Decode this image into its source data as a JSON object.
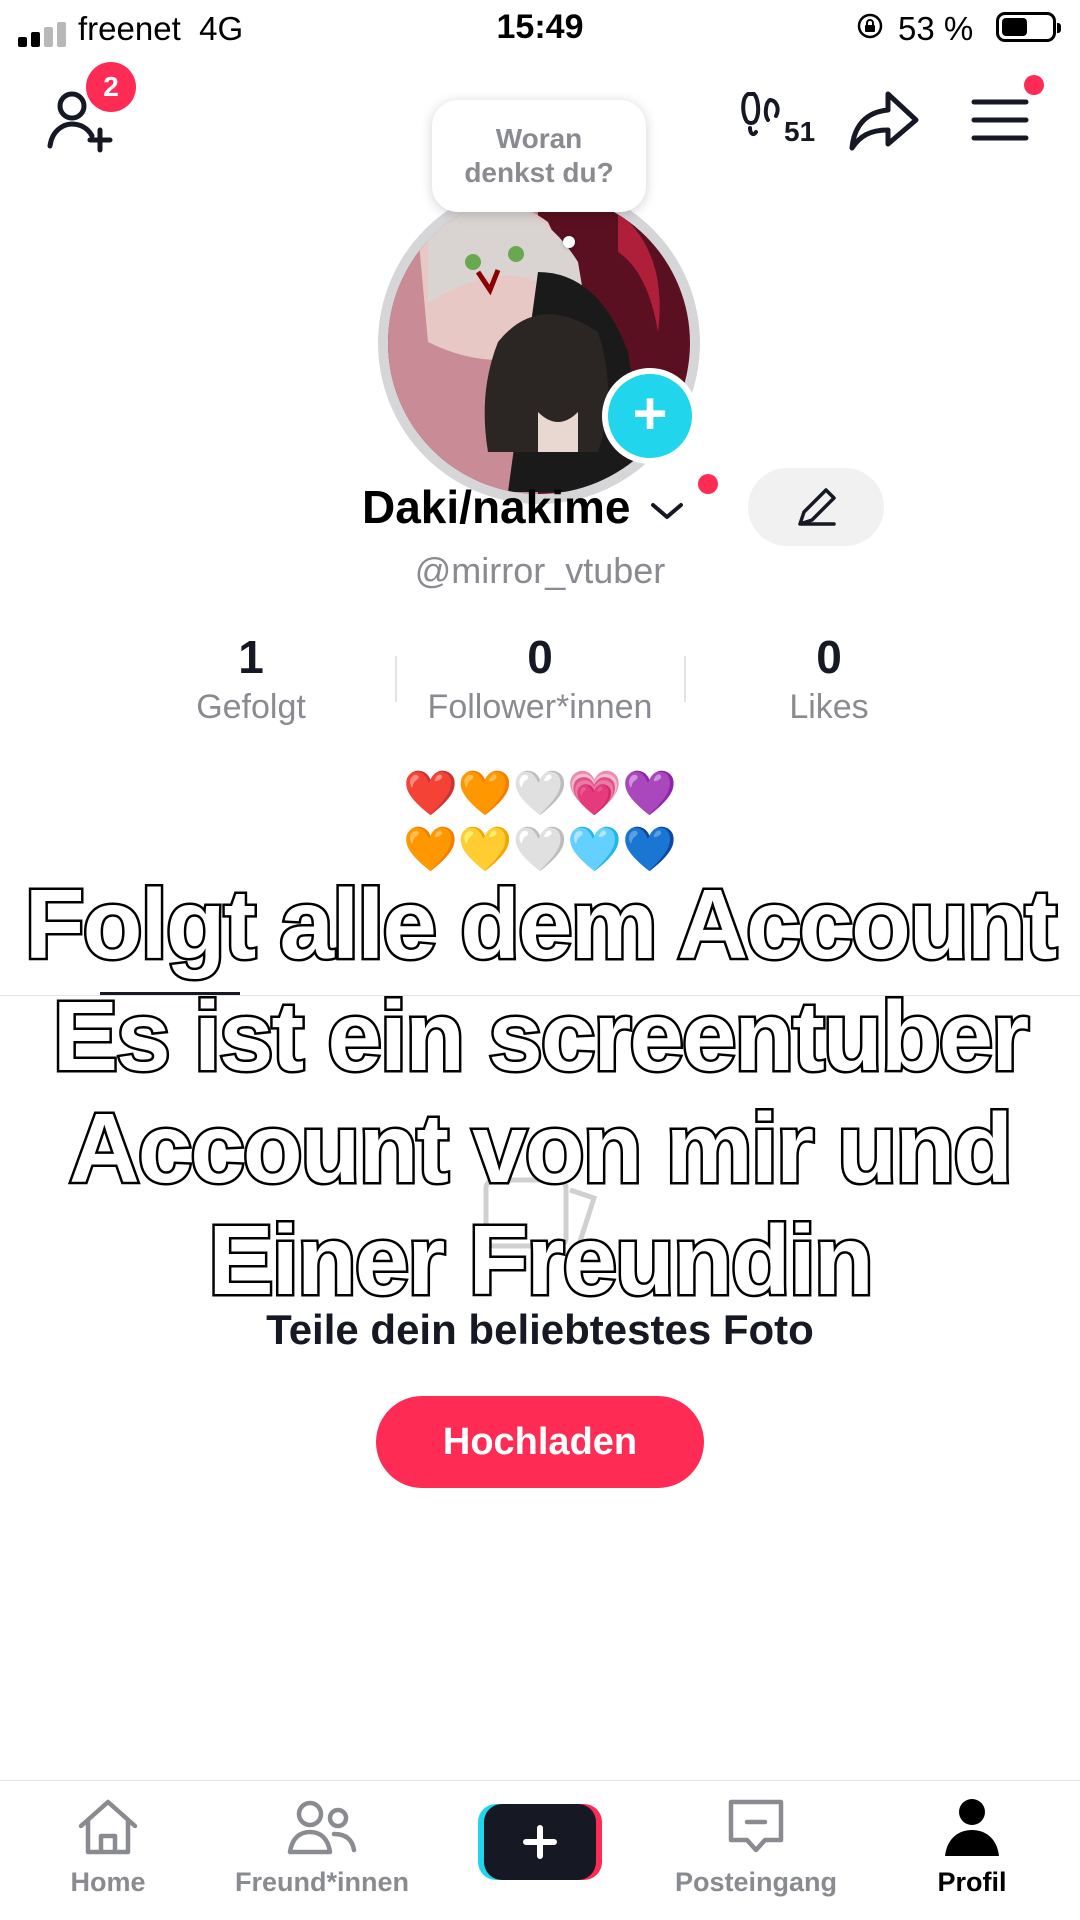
{
  "status_bar": {
    "carrier": "freenet",
    "network": "4G",
    "time": "15:49",
    "battery_pct": "53 %",
    "battery_level": 0.53
  },
  "header": {
    "add_friend_badge": "2",
    "profile_views": "51"
  },
  "profile": {
    "bubble_text_line1": "Woran",
    "bubble_text_line2": "denkst du?",
    "display_name": "Daki/nakime",
    "handle": "@mirror_vtuber",
    "stats": [
      {
        "value": "1",
        "label": "Gefolgt"
      },
      {
        "value": "0",
        "label": "Follower*innen"
      },
      {
        "value": "0",
        "label": "Likes"
      }
    ],
    "bio_line1": "❤️🧡🤍💗💜",
    "bio_line2": "🧡💛🤍🩵💙"
  },
  "empty_state": {
    "title": "Teile dein beliebtestes Foto",
    "upload_label": "Hochladen"
  },
  "overlay_caption": [
    "Folgt alle dem Account",
    "Es ist ein screentuber",
    "Account von mir und",
    "Einer Freundin"
  ],
  "nav": {
    "home": "Home",
    "friends": "Freund*innen",
    "inbox": "Posteingang",
    "profile": "Profil"
  },
  "colors": {
    "accent": "#fe2c55",
    "cyan": "#20d5ec",
    "text_secondary": "#8a8b91"
  }
}
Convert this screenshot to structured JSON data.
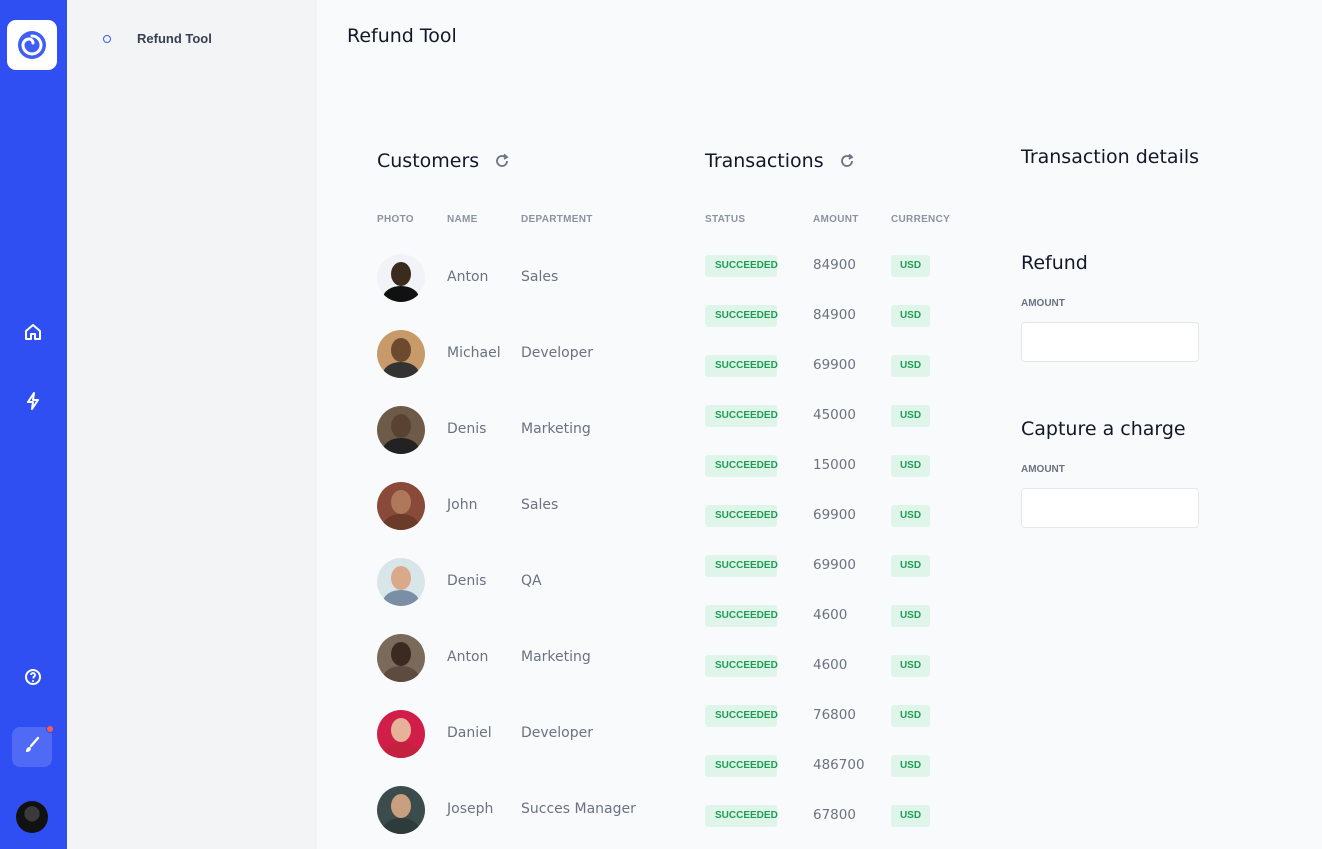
{
  "nav": {
    "panel_item": "Refund Tool"
  },
  "page": {
    "title": "Refund Tool"
  },
  "customers": {
    "title": "Customers",
    "headers": {
      "photo": "PHOTO",
      "name": "NAME",
      "department": "DEPARTMENT"
    },
    "rows": [
      {
        "name": "Anton",
        "department": "Sales"
      },
      {
        "name": "Michael",
        "department": "Developer"
      },
      {
        "name": "Denis",
        "department": "Marketing"
      },
      {
        "name": "John",
        "department": "Sales"
      },
      {
        "name": "Denis",
        "department": "QA"
      },
      {
        "name": "Anton",
        "department": "Marketing"
      },
      {
        "name": "Daniel",
        "department": "Developer"
      },
      {
        "name": "Joseph",
        "department": "Succes Manager"
      }
    ]
  },
  "transactions": {
    "title": "Transactions",
    "headers": {
      "status": "STATUS",
      "amount": "AMOUNT",
      "currency": "CURRENCY"
    },
    "rows": [
      {
        "status": "SUCCEEDED",
        "amount": "84900",
        "currency": "USD"
      },
      {
        "status": "SUCCEEDED",
        "amount": "84900",
        "currency": "USD"
      },
      {
        "status": "SUCCEEDED",
        "amount": "69900",
        "currency": "USD"
      },
      {
        "status": "SUCCEEDED",
        "amount": "45000",
        "currency": "USD"
      },
      {
        "status": "SUCCEEDED",
        "amount": "15000",
        "currency": "USD"
      },
      {
        "status": "SUCCEEDED",
        "amount": "69900",
        "currency": "USD"
      },
      {
        "status": "SUCCEEDED",
        "amount": "69900",
        "currency": "USD"
      },
      {
        "status": "SUCCEEDED",
        "amount": "4600",
        "currency": "USD"
      },
      {
        "status": "SUCCEEDED",
        "amount": "4600",
        "currency": "USD"
      },
      {
        "status": "SUCCEEDED",
        "amount": "76800",
        "currency": "USD"
      },
      {
        "status": "SUCCEEDED",
        "amount": "486700",
        "currency": "USD"
      },
      {
        "status": "SUCCEEDED",
        "amount": "67800",
        "currency": "USD"
      }
    ]
  },
  "details": {
    "title": "Transaction details",
    "refund": {
      "title": "Refund",
      "amount_label": "AMOUNT",
      "amount_value": ""
    },
    "capture": {
      "title": "Capture a charge",
      "amount_label": "AMOUNT",
      "amount_value": ""
    }
  },
  "icons": {
    "logo": "swirl-logo-icon",
    "home": "home-icon",
    "bolt": "lightning-icon",
    "help": "question-circle-icon",
    "brush": "brush-icon",
    "refresh": "refresh-icon"
  },
  "colors": {
    "rail": "#2f4ff2",
    "success_bg": "#e0f5ea",
    "success_text": "#1f9d55",
    "notification": "#ff5a4f"
  }
}
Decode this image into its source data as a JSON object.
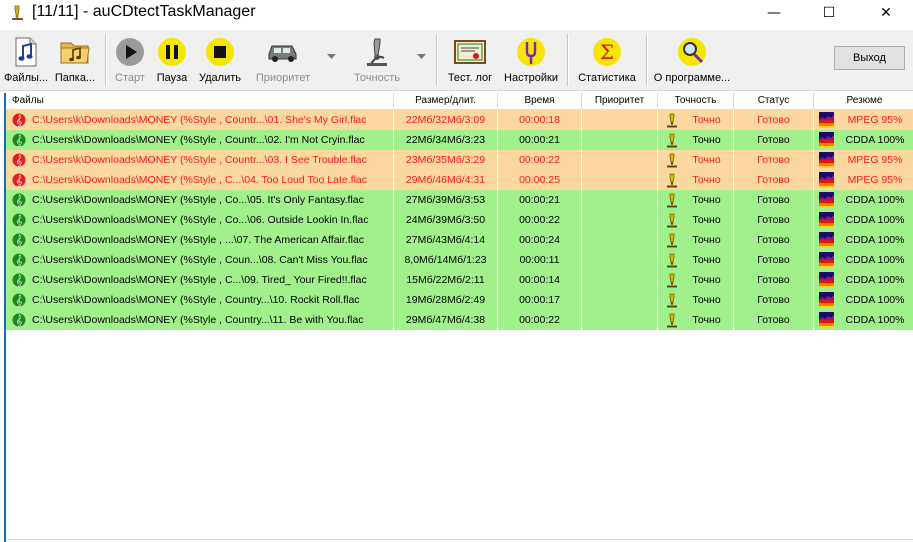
{
  "window": {
    "title": "[11/11] - auCDtectTaskManager",
    "minimize": "—",
    "maximize": "☐",
    "close": "✕"
  },
  "toolbar": {
    "files": "Файлы...",
    "folder": "Папка...",
    "start": "Старт",
    "pause": "Пауза",
    "delete": "Удалить",
    "priority": "Приоритет",
    "precision": "Точность",
    "test_log": "Тест. лог",
    "settings": "Настройки",
    "statistics": "Статистика",
    "about": "О программе...",
    "exit": "Выход"
  },
  "columns": {
    "files": "Файлы",
    "size": "Размер/длит.",
    "time": "Время",
    "priority": "Приоритет",
    "precision": "Точность",
    "status": "Статус",
    "summary": "Резюме"
  },
  "colors": {
    "orange": "#fbd8a0",
    "green": "#a0f08c",
    "red_text": "#ff1a1a",
    "black_text": "#000000"
  },
  "rows": [
    {
      "file": "C:\\Users\\k\\Downloads\\MONEY  (%Style , Countr...\\01. She's My Girl.flac",
      "size": "22Мб/32Мб/3:09",
      "time": "00:00:18",
      "priority": "",
      "precision": "Точно",
      "status": "Готово",
      "summary": "MPEG 95%",
      "state": "mpeg"
    },
    {
      "file": "C:\\Users\\k\\Downloads\\MONEY  (%Style , Countr...\\02. I'm Not Cryin.flac",
      "size": "22Мб/34Мб/3:23",
      "time": "00:00:21",
      "priority": "",
      "precision": "Точно",
      "status": "Готово",
      "summary": "CDDA 100%",
      "state": "cdda"
    },
    {
      "file": "C:\\Users\\k\\Downloads\\MONEY  (%Style , Countr...\\03. I See Trouble.flac",
      "size": "23Мб/35Мб/3:29",
      "time": "00:00:22",
      "priority": "",
      "precision": "Точно",
      "status": "Готово",
      "summary": "MPEG 95%",
      "state": "mpeg"
    },
    {
      "file": "C:\\Users\\k\\Downloads\\MONEY  (%Style , C...\\04. Too Loud Too Late.flac",
      "size": "29Мб/46Мб/4:31",
      "time": "00:00:25",
      "priority": "",
      "precision": "Точно",
      "status": "Готово",
      "summary": "MPEG 95%",
      "state": "mpeg"
    },
    {
      "file": "C:\\Users\\k\\Downloads\\MONEY  (%Style , Co...\\05. It's Only Fantasy.flac",
      "size": "27Мб/39Мб/3:53",
      "time": "00:00:21",
      "priority": "",
      "precision": "Точно",
      "status": "Готово",
      "summary": "CDDA 100%",
      "state": "cdda"
    },
    {
      "file": "C:\\Users\\k\\Downloads\\MONEY  (%Style , Co...\\06. Outside Lookin In.flac",
      "size": "24Мб/39Мб/3:50",
      "time": "00:00:22",
      "priority": "",
      "precision": "Точно",
      "status": "Готово",
      "summary": "CDDA 100%",
      "state": "cdda"
    },
    {
      "file": "C:\\Users\\k\\Downloads\\MONEY  (%Style , ...\\07. The American Affair.flac",
      "size": "27Мб/43Мб/4:14",
      "time": "00:00:24",
      "priority": "",
      "precision": "Точно",
      "status": "Готово",
      "summary": "CDDA 100%",
      "state": "cdda"
    },
    {
      "file": "C:\\Users\\k\\Downloads\\MONEY  (%Style , Coun...\\08. Can't Miss You.flac",
      "size": "8,0Мб/14Мб/1:23",
      "time": "00:00:11",
      "priority": "",
      "precision": "Точно",
      "status": "Готово",
      "summary": "CDDA 100%",
      "state": "cdda"
    },
    {
      "file": "C:\\Users\\k\\Downloads\\MONEY  (%Style , C...\\09. Tired_ Your Fired!!.flac",
      "size": "15Мб/22Мб/2:11",
      "time": "00:00:14",
      "priority": "",
      "precision": "Точно",
      "status": "Готово",
      "summary": "CDDA 100%",
      "state": "cdda"
    },
    {
      "file": "C:\\Users\\k\\Downloads\\MONEY  (%Style , Country...\\10. Rockit Roll.flac",
      "size": "19Мб/28Мб/2:49",
      "time": "00:00:17",
      "priority": "",
      "precision": "Точно",
      "status": "Готово",
      "summary": "CDDA 100%",
      "state": "cdda"
    },
    {
      "file": "C:\\Users\\k\\Downloads\\MONEY  (%Style , Country...\\11. Be with You.flac",
      "size": "29Мб/47Мб/4:38",
      "time": "00:00:22",
      "priority": "",
      "precision": "Точно",
      "status": "Готово",
      "summary": "CDDA 100%",
      "state": "cdda"
    }
  ]
}
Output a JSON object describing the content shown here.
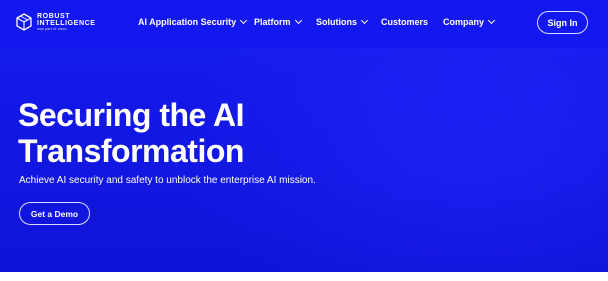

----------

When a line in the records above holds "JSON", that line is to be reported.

• _Response to the exercise_:
Decode this image into its source data as a JSON object.
Convert this screenshot to structured JSON data.
Decode this image into its source data as a JSON object.
Output a JSON object describing the content shown here.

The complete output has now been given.